Only a number is wanted: how many lines in these records contain the word "shirt"?

THE DATA below:

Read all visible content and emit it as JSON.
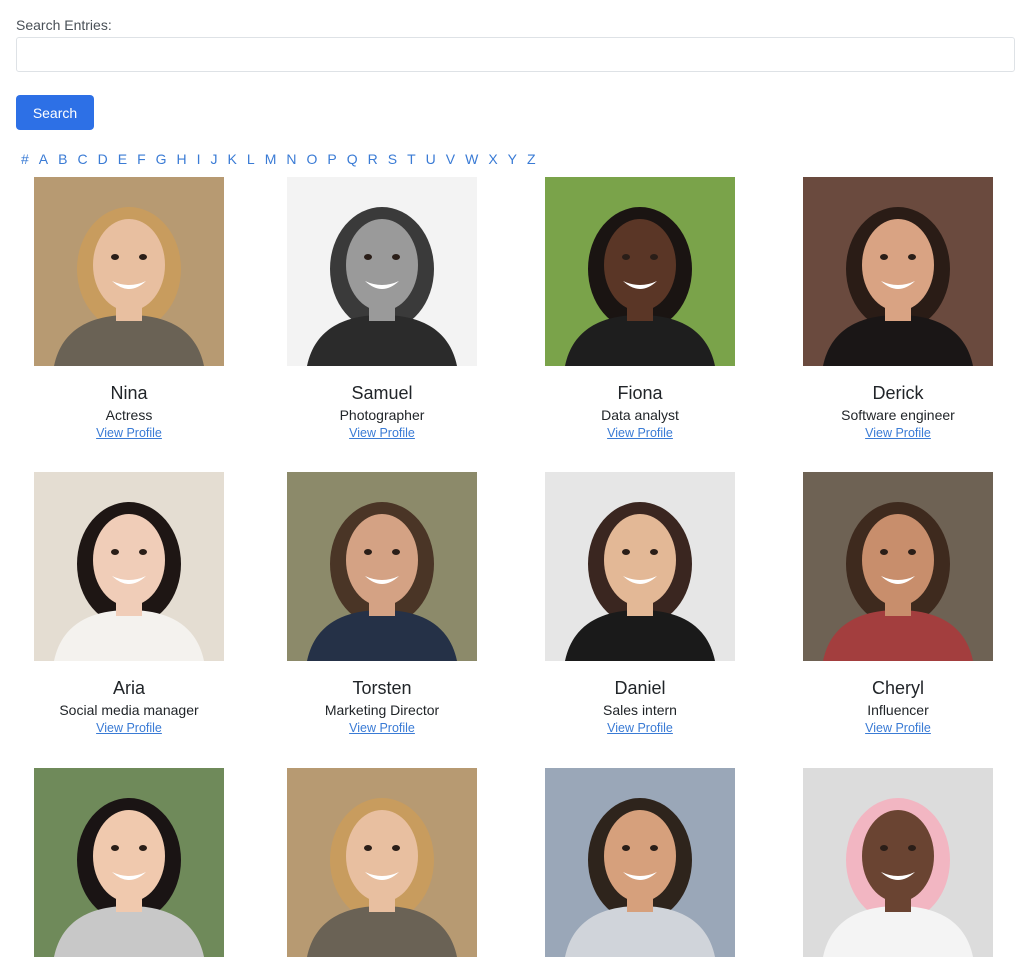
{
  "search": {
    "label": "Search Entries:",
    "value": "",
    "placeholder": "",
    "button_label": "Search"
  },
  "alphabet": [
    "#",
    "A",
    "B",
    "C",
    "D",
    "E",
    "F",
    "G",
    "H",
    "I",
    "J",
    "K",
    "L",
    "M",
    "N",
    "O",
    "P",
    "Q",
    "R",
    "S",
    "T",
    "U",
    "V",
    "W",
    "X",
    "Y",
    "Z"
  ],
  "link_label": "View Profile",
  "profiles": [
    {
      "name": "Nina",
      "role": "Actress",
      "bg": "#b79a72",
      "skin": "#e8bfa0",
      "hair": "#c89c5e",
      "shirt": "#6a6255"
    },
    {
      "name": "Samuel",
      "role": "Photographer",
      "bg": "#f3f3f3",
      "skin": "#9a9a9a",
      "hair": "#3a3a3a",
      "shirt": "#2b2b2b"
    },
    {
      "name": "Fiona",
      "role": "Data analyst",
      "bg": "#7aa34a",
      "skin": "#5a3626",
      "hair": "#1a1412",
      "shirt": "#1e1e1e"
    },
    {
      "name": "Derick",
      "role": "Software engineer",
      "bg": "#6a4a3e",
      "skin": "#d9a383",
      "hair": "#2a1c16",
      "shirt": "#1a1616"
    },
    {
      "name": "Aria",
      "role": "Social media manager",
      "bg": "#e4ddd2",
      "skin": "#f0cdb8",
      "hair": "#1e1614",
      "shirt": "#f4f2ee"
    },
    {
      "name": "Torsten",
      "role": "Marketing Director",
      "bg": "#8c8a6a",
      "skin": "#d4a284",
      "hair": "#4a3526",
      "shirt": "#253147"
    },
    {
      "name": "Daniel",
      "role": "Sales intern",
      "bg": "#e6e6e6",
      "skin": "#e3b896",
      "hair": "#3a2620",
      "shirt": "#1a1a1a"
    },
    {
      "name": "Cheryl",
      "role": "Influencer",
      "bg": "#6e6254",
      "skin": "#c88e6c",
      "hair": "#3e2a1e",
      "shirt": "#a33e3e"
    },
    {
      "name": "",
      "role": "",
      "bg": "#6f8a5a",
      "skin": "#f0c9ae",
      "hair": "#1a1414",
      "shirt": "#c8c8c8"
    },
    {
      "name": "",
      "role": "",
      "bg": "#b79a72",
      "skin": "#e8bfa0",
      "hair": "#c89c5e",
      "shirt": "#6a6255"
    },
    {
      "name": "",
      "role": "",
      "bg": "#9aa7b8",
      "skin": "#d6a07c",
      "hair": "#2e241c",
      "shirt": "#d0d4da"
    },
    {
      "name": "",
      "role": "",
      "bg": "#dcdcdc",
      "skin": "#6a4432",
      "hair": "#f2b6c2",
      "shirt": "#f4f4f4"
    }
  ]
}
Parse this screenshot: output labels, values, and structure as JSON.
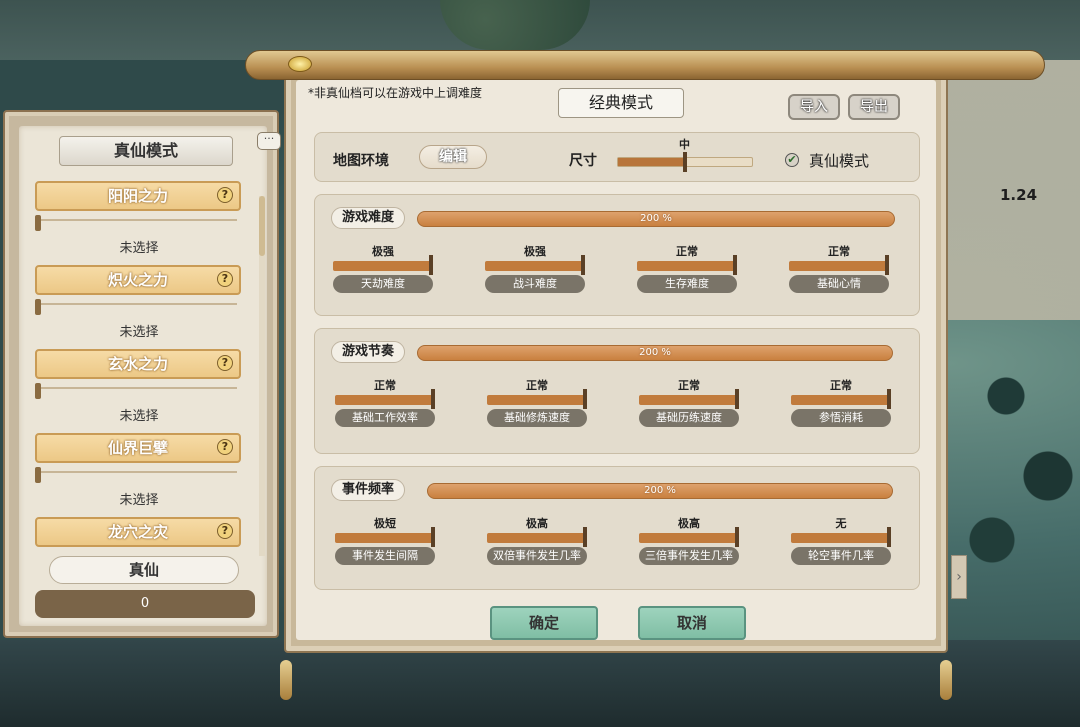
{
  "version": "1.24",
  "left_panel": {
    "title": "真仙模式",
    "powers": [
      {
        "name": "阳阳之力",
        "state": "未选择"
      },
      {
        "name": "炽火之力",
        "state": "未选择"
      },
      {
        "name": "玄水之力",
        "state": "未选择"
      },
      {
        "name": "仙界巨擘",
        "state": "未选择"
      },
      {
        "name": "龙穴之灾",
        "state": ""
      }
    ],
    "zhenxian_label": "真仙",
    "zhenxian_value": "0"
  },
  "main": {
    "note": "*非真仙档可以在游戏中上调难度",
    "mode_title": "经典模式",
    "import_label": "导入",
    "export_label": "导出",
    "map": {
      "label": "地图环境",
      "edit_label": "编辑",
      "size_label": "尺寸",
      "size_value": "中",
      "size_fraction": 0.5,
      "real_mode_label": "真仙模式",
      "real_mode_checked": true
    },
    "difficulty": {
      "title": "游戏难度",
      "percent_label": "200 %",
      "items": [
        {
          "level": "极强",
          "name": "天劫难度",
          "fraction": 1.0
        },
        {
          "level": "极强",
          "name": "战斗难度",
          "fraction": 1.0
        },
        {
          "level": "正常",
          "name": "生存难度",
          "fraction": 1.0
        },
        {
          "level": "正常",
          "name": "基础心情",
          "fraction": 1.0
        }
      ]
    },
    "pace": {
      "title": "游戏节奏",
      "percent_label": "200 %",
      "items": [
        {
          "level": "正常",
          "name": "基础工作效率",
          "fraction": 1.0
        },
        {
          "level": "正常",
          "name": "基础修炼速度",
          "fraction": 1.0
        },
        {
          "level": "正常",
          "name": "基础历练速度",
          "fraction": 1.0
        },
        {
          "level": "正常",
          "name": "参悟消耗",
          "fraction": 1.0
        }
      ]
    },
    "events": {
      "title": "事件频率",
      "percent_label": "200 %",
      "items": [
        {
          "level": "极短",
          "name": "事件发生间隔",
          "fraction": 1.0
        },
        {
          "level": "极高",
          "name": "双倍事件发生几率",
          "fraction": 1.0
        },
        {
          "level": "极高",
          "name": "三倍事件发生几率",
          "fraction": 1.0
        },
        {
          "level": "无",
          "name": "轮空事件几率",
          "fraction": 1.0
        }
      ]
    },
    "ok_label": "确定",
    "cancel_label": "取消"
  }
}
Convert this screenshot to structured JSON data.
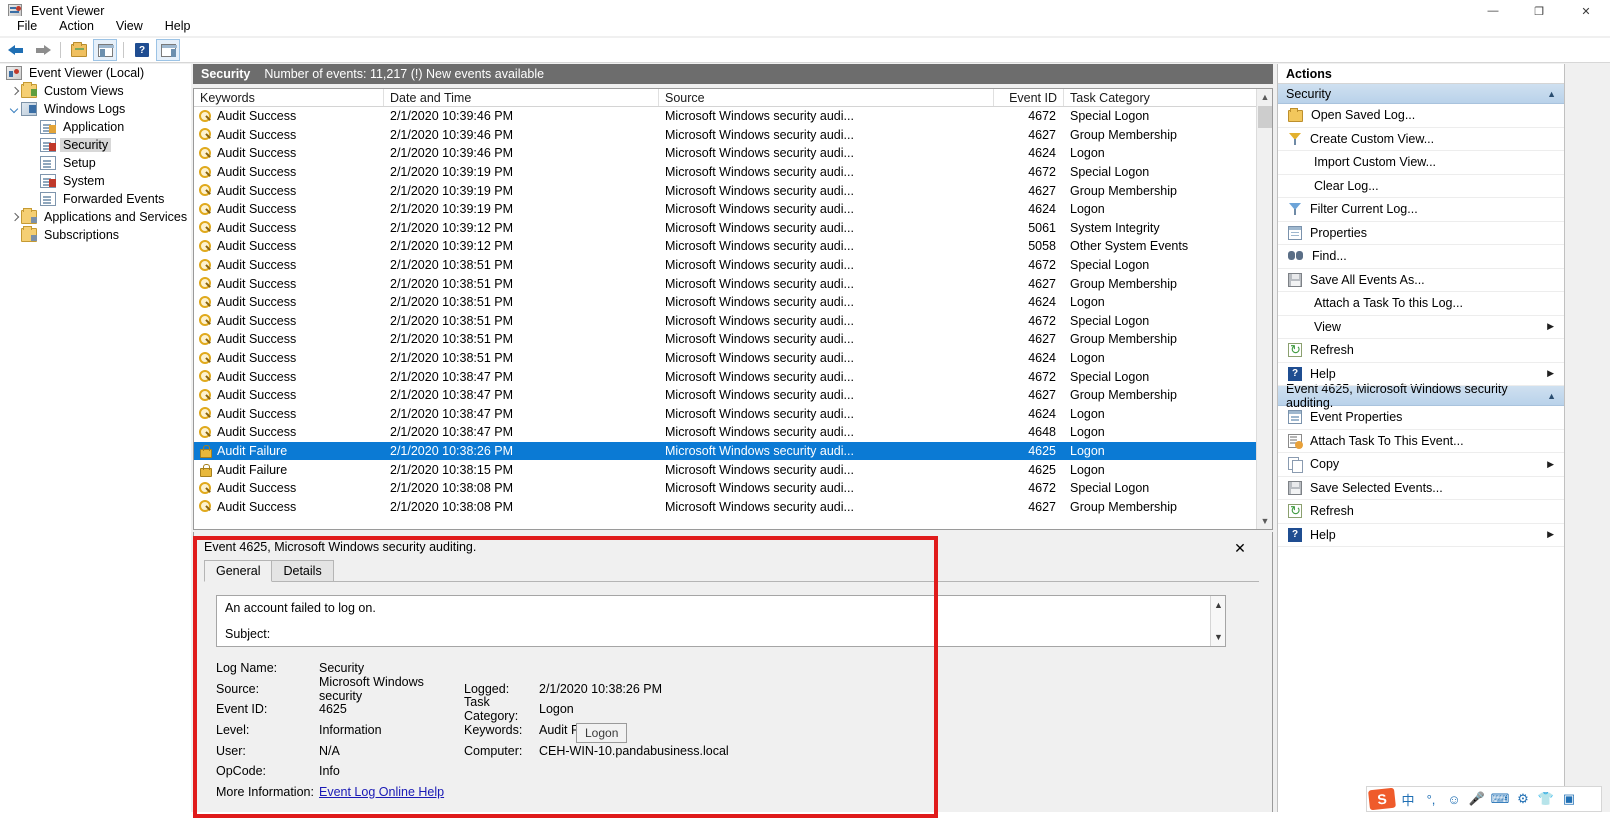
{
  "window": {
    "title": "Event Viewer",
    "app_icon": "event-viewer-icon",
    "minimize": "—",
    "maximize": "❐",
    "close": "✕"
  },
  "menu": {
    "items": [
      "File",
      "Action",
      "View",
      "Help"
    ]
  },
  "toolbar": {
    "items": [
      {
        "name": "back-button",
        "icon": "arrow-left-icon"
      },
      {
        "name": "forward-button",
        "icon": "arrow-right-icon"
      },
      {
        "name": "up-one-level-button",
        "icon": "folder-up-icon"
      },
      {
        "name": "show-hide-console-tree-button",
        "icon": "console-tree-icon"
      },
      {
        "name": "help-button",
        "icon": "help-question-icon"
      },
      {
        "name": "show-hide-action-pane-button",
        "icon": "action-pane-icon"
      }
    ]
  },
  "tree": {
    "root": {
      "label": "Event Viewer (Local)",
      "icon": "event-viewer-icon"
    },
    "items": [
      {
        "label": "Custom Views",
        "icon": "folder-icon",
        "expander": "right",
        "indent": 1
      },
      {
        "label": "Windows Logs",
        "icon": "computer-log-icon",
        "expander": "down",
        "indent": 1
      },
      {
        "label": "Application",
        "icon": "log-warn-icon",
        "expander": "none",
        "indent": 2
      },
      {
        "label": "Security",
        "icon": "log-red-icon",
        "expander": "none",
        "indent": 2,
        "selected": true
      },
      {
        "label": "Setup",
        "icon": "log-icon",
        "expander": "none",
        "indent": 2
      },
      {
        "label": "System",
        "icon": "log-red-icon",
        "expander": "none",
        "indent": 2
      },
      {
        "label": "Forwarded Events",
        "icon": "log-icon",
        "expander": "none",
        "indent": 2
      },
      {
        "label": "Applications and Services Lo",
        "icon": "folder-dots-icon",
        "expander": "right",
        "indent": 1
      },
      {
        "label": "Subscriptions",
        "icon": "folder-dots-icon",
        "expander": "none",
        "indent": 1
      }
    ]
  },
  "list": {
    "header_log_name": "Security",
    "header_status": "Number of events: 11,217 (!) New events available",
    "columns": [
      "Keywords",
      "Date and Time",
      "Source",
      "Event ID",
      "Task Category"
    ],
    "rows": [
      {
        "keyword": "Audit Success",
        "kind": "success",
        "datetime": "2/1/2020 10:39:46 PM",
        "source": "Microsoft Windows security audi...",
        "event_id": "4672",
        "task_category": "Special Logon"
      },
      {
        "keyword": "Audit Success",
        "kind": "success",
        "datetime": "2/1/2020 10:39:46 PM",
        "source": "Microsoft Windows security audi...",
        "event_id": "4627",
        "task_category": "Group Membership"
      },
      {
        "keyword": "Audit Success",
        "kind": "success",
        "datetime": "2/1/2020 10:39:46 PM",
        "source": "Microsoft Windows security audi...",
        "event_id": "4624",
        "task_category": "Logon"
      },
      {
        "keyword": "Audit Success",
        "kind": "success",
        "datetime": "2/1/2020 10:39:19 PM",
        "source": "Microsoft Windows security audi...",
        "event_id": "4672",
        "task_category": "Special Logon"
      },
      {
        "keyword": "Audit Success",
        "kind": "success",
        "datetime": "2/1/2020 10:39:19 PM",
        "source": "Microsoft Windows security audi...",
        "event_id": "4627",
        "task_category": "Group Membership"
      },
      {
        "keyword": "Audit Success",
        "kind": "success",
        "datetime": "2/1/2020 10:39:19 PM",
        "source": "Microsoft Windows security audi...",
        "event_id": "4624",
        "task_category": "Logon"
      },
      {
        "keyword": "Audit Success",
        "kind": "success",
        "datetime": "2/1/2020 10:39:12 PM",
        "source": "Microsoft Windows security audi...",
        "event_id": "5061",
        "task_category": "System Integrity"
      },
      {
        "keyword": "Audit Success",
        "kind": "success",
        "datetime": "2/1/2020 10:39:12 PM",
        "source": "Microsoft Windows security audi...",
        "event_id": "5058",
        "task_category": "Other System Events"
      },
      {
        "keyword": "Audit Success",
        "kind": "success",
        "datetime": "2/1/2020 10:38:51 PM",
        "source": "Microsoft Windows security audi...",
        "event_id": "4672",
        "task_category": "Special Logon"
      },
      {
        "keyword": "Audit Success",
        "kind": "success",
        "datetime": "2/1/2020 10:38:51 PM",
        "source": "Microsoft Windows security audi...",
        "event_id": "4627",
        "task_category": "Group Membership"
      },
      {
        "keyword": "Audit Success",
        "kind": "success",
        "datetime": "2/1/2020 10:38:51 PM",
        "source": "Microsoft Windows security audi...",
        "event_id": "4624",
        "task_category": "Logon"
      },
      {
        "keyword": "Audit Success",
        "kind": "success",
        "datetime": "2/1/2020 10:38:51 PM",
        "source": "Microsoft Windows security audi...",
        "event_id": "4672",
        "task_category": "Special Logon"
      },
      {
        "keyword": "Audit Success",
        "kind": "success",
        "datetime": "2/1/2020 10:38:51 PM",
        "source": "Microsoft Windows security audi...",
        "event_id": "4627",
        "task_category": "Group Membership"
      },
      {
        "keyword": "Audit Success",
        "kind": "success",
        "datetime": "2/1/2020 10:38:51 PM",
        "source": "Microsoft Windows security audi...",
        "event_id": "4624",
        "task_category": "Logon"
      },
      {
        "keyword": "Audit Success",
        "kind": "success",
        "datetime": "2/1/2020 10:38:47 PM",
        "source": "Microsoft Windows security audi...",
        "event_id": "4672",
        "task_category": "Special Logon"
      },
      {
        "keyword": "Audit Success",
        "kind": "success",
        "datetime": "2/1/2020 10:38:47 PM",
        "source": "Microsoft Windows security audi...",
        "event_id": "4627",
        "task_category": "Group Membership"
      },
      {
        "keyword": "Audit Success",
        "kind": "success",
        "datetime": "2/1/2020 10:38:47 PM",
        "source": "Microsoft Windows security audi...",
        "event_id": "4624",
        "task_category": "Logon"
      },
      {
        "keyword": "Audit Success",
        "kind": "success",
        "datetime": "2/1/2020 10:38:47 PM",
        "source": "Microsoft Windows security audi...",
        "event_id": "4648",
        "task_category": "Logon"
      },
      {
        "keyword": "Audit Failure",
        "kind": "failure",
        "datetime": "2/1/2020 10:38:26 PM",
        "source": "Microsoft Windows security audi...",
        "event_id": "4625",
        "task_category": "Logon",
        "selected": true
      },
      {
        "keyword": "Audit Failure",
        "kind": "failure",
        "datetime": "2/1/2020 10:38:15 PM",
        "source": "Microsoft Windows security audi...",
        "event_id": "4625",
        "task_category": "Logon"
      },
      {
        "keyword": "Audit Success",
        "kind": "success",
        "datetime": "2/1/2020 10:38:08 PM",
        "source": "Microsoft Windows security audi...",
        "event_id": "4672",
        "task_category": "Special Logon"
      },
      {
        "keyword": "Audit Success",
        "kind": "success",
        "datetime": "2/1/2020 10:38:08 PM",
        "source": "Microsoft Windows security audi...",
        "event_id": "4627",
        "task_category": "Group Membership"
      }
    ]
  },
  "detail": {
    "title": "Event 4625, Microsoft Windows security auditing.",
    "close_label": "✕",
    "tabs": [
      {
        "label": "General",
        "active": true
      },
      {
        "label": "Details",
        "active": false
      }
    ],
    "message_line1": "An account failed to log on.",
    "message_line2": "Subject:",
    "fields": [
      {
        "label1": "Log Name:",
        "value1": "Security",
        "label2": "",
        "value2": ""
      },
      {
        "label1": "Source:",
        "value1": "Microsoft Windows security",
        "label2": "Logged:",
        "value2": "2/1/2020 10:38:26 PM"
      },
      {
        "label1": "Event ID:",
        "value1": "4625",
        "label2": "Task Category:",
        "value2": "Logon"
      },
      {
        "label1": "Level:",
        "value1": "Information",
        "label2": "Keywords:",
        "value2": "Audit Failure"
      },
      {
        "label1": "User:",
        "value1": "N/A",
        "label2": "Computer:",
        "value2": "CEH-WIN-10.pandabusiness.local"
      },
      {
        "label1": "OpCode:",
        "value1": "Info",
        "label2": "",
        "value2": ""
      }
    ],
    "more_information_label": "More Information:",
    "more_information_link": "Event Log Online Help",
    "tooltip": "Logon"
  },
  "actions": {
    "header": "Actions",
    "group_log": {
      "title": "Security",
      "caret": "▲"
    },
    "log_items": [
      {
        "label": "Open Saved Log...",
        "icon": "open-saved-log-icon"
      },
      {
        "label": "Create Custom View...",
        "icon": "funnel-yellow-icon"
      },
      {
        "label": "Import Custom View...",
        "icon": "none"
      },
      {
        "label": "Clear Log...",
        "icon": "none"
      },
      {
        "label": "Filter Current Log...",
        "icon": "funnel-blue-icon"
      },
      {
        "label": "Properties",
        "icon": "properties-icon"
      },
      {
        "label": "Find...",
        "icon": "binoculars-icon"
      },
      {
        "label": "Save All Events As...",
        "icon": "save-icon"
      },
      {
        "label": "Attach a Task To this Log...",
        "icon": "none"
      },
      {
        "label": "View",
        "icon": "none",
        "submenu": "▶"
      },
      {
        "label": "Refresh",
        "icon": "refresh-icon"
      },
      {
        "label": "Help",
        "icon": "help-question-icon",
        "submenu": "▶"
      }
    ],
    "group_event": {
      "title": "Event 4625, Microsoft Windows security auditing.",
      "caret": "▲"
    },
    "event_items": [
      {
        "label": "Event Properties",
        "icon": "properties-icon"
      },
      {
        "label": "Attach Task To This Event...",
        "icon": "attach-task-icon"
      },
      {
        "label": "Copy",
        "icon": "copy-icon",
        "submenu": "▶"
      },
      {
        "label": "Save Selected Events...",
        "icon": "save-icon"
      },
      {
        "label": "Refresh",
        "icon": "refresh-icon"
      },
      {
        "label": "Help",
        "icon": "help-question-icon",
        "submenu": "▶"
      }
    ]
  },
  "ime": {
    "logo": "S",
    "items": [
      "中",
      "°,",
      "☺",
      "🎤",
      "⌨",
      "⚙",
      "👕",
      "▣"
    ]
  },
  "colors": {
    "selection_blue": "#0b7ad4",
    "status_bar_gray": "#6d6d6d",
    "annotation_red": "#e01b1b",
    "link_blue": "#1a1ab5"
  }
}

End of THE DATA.

▶ [TASK ANSWER]: 12